Moxie00
01-22-2007, 21:24
I know how we used to waterproof old canvas tents before nylon came along. Very safe. You would boil about two quarts of gasoline on a stove. Once it came to a rolling boil you would put in a couple of pounds of parafin wax. Once the wax melted you would keep the fire hot enough to keep the wax liquid and use a paint brush to paint the mixture on your tent. Once it dried the gasoline would evaporate and the wax would fill all the pores in the canvas waterproofing your tent. In a week or so the smell of gasoline wouldn't be so bad you could sleep in the tent. This is a proven method you could try on your single wall tent but remember, alot of boy scouts, guides, and tents did get burned up in the good old days.( It is a stupid thing but we really did do it that way)

weary
01-22-2007, 22:02
I know how we used to waterproof old canvas tents before nylon came along. Very safe. You would boil about two quarts of gasoline on a stove. Once it came to a rolling boil you would put in a couple of pounds of parafin wax. Once the wax melted you would keep the fire hot enough to keep the wax liquid and use a paint brush to paint the mixture on your tent. Once it dried the gasoline would evaporate and the wax would fill all the pores in the canvas waterproofing your tent. In a week or so the smell of gasoline wouldn't be so bad you could sleep in the tent. This is a proven method you could try on your single wall tent but remember, alot of boy scouts, guides, and tents did get burned up in the good old days.( It is a stupid thing but we really did do it that way)
Whatever you do Moxie, don't give em a name or an address.

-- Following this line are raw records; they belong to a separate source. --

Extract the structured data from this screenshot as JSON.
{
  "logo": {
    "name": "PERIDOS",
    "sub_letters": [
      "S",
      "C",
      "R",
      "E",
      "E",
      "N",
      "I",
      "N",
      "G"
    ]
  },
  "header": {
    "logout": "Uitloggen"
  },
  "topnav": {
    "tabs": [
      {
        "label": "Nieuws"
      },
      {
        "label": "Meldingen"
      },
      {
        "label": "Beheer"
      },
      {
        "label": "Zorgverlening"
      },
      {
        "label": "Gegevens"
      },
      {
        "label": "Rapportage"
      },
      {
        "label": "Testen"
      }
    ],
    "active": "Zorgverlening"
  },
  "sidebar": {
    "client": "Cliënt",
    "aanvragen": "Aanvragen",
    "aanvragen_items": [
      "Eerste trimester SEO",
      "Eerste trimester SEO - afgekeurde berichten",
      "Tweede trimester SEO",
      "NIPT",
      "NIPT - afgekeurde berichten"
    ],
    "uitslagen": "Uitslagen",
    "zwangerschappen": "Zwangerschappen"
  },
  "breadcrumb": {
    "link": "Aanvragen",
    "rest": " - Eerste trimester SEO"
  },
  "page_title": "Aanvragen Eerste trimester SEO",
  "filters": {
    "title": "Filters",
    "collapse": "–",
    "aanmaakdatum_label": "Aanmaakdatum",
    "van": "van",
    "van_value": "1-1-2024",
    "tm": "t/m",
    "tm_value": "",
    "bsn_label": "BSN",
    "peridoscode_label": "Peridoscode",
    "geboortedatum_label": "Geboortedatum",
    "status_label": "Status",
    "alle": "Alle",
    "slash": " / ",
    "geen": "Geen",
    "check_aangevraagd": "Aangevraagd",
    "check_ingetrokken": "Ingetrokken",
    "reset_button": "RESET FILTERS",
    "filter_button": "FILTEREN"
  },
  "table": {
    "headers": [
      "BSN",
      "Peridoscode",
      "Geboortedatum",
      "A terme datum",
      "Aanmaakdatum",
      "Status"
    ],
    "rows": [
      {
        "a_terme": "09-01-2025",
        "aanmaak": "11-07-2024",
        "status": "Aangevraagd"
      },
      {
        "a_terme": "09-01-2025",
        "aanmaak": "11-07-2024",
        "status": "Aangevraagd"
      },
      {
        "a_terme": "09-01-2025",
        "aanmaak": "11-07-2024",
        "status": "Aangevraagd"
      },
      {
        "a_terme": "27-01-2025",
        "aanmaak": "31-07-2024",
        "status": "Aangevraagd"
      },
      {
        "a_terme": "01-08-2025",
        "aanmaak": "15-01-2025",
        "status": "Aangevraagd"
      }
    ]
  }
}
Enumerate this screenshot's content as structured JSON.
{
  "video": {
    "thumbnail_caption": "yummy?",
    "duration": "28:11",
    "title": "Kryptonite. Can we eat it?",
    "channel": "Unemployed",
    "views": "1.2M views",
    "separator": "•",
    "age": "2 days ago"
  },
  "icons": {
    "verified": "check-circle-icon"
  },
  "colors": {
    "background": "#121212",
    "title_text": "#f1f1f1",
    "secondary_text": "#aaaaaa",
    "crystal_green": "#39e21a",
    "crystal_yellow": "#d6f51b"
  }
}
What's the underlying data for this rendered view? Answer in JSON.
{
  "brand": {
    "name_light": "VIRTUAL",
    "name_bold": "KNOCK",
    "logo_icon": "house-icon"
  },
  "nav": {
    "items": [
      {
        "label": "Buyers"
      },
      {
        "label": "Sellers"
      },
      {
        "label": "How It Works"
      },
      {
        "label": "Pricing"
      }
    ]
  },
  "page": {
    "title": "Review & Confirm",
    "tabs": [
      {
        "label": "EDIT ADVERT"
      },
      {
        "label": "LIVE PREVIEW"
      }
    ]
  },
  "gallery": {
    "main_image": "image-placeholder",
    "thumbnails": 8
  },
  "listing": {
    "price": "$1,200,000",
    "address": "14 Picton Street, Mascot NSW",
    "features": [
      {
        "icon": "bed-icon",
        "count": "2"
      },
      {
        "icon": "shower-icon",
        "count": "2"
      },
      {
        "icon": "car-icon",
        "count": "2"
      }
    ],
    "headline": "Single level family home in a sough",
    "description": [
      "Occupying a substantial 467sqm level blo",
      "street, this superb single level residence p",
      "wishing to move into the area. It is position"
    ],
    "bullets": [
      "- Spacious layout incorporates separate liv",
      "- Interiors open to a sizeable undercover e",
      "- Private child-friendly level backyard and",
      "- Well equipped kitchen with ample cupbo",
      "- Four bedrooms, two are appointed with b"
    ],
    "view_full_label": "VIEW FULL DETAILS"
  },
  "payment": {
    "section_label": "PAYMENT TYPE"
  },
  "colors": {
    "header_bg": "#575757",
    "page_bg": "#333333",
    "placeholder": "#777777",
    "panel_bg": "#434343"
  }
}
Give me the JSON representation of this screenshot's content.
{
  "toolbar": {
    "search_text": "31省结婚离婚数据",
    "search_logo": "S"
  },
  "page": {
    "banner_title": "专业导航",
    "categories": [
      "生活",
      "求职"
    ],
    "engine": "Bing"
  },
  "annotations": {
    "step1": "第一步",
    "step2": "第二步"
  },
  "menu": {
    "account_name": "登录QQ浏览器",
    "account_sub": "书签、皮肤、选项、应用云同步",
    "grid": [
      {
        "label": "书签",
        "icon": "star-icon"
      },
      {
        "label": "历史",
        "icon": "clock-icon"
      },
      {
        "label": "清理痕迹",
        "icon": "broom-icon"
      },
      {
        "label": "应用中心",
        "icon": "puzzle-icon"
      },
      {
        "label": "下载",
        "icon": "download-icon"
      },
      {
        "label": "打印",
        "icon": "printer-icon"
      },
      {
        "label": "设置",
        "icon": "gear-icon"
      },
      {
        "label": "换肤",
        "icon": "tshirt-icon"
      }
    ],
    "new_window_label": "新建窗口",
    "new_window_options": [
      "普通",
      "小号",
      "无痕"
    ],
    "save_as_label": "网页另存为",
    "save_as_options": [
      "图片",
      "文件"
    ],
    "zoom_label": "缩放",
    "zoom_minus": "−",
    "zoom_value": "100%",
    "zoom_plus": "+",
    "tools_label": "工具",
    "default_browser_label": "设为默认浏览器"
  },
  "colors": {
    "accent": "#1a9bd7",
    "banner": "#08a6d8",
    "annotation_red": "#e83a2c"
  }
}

Let em find out for themselves when they sue. But you are right. The stuff works with a cotton tent,the best kind, really -- for canoe camping.